### AIM OF THE EXERCISE
Your answer should be one number: how many lines of the data include the string "icon"?

### RECORDS PROVIDED
============================================================
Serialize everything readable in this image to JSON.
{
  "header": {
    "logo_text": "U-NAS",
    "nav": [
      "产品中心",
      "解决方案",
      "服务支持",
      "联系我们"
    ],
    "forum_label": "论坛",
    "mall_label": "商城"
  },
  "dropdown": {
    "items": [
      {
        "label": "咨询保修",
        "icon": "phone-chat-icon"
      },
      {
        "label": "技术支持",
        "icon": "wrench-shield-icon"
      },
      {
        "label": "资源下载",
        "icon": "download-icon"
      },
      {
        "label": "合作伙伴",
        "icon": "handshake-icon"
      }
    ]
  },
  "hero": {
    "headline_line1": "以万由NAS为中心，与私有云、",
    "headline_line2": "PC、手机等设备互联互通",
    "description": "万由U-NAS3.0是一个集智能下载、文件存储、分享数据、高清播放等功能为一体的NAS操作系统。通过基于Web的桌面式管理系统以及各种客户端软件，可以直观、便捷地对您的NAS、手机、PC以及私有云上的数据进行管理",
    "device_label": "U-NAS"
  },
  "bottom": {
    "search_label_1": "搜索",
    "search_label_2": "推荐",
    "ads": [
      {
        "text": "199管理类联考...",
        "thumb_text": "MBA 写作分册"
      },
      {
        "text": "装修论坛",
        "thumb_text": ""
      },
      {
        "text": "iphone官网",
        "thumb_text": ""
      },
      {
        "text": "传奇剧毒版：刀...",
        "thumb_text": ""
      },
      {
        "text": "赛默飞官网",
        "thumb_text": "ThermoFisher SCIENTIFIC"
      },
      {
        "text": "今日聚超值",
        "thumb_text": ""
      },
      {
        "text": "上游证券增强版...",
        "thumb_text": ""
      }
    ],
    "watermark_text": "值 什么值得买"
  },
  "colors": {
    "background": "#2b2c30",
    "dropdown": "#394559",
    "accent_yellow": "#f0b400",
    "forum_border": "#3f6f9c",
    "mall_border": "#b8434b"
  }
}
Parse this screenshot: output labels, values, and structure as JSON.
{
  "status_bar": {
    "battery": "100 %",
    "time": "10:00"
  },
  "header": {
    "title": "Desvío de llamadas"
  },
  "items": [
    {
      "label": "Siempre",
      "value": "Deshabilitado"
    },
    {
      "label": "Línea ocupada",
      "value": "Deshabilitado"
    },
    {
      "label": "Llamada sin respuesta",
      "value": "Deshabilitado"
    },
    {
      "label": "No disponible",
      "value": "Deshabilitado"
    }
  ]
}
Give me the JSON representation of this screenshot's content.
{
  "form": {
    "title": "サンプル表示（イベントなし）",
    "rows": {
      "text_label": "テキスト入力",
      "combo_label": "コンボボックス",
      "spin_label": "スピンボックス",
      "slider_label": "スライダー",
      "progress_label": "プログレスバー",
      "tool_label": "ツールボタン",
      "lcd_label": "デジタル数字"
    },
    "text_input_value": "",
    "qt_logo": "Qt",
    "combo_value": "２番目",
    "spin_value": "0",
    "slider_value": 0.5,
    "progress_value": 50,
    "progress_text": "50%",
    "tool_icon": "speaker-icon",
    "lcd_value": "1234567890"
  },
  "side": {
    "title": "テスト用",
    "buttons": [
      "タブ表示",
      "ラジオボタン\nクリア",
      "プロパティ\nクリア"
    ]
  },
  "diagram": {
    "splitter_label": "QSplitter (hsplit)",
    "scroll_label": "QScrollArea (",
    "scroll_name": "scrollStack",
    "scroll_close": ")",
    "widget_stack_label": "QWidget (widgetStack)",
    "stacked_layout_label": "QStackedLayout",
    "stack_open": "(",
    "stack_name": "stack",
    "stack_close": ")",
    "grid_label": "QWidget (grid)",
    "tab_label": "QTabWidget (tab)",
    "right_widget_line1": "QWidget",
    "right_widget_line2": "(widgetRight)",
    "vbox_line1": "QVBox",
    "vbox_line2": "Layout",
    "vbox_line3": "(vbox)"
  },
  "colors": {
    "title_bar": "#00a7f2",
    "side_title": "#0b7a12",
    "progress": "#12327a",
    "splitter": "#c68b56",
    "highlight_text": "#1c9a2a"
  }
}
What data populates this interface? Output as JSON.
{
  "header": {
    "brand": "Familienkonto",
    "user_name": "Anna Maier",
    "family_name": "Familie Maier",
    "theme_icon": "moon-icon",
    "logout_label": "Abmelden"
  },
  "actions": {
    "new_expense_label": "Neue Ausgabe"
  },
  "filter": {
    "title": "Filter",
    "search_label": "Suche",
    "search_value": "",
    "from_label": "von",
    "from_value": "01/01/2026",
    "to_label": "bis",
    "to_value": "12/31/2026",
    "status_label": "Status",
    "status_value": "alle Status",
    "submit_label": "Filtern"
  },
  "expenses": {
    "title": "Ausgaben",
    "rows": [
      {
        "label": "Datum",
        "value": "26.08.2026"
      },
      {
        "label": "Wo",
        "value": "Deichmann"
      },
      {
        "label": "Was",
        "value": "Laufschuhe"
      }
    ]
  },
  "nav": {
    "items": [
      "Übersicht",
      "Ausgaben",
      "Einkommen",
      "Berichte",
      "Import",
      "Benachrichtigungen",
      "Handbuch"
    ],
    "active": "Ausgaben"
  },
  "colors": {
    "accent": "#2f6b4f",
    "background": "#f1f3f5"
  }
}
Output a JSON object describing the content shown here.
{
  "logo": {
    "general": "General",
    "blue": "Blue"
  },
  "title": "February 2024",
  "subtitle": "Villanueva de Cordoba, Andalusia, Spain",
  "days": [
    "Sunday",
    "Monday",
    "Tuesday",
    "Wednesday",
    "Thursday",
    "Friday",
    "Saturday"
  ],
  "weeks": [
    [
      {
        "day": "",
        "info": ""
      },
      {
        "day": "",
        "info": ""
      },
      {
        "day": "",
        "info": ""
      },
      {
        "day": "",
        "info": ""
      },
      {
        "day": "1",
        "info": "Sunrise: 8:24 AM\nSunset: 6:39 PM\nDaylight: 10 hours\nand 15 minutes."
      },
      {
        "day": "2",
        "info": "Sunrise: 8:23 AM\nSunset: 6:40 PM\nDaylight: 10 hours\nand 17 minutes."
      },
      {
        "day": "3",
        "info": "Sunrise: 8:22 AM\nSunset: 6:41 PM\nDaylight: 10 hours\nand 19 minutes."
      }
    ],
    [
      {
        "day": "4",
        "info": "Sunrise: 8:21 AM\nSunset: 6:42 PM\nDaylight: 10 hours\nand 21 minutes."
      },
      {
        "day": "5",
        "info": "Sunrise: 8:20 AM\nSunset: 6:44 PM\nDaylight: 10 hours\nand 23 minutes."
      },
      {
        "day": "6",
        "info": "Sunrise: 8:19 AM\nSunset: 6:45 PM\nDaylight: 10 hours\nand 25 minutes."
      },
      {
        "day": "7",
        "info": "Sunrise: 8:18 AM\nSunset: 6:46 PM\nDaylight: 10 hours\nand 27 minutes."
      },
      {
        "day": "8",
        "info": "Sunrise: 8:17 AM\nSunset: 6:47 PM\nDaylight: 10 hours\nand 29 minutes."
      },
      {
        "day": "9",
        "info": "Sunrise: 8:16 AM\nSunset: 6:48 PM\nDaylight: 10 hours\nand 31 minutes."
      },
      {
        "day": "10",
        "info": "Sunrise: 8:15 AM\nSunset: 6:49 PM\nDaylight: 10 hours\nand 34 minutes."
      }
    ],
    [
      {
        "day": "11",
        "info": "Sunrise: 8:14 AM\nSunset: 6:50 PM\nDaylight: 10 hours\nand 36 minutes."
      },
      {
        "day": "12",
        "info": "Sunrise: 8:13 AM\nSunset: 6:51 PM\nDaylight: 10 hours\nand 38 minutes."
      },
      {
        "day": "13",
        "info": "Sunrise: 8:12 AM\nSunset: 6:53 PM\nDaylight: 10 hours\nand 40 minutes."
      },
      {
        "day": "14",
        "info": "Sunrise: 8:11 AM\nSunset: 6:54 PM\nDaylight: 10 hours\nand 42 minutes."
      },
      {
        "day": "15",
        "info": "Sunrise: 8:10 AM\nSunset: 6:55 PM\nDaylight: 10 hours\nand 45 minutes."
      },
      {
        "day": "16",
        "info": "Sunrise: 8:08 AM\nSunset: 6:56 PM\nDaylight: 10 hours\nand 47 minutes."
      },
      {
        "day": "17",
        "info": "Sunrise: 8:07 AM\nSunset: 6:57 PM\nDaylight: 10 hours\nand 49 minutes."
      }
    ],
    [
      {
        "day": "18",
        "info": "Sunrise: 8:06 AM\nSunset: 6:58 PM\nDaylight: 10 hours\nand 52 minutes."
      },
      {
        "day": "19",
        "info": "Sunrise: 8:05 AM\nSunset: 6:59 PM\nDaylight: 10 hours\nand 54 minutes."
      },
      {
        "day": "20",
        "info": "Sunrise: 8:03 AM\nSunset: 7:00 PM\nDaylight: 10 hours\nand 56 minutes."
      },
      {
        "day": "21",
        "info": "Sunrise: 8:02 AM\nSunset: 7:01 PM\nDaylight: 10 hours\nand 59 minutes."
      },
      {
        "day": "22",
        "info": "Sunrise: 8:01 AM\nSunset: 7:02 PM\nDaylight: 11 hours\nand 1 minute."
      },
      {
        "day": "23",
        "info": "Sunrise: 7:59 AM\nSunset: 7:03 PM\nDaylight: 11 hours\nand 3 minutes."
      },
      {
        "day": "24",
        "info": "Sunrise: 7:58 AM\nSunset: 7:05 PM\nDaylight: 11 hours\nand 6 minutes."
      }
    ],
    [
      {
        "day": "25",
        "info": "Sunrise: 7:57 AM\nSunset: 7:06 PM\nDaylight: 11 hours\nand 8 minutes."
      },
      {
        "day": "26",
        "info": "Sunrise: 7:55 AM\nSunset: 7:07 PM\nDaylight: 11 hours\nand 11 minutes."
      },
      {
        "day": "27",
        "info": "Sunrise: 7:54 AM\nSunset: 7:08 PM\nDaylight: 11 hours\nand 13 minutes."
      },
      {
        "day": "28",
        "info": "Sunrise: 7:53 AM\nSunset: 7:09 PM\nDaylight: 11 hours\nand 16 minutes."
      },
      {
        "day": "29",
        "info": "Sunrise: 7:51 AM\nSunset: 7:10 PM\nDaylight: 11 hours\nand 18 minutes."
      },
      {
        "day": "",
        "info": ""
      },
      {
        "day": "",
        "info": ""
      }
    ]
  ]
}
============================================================
### EXERCISE OUTPUT
6